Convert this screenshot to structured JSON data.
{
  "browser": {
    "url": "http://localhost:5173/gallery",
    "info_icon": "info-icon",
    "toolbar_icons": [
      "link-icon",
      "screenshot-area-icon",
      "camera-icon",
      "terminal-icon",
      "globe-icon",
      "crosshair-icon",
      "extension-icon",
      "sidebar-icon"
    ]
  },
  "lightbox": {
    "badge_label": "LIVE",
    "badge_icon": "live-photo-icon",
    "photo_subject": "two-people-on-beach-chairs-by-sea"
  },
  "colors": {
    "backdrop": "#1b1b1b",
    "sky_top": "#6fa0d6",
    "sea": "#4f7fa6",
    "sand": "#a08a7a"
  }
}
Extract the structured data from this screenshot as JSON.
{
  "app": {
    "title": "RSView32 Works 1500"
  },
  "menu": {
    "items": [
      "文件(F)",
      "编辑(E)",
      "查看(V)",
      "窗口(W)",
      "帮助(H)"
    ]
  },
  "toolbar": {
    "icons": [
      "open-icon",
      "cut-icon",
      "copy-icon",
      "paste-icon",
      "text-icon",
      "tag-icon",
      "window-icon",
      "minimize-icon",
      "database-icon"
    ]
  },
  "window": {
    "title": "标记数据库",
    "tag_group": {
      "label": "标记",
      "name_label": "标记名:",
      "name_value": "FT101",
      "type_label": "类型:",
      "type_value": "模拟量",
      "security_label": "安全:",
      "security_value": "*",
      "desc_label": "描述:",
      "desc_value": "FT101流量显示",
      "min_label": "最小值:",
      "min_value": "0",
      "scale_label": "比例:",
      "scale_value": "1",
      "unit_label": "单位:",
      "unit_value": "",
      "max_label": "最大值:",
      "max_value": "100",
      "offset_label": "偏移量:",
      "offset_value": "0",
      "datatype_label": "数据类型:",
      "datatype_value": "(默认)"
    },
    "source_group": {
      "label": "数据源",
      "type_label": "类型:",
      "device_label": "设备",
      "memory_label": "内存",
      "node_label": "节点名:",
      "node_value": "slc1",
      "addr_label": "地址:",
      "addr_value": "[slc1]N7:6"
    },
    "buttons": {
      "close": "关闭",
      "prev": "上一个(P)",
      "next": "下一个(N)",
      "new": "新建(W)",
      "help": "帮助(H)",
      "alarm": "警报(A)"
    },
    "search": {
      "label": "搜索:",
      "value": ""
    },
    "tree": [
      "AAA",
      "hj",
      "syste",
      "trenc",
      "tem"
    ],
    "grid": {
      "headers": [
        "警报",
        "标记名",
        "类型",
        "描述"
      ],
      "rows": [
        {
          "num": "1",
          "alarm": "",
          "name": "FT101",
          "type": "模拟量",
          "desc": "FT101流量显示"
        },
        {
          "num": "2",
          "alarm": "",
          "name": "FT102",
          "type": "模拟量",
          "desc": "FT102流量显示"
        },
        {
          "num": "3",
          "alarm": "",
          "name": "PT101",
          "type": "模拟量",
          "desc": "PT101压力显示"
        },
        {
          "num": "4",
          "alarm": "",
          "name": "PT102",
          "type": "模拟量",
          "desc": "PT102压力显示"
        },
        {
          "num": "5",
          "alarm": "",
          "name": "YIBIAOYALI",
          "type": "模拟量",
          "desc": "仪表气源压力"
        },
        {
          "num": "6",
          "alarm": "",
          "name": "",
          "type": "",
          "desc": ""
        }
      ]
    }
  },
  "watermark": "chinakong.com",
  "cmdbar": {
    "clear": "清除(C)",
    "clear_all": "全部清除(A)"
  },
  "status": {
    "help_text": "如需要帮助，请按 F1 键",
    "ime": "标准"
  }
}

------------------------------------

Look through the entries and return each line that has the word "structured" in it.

Convert this screenshot to structured JSON data.
Extract the structured data from this screenshot as JSON.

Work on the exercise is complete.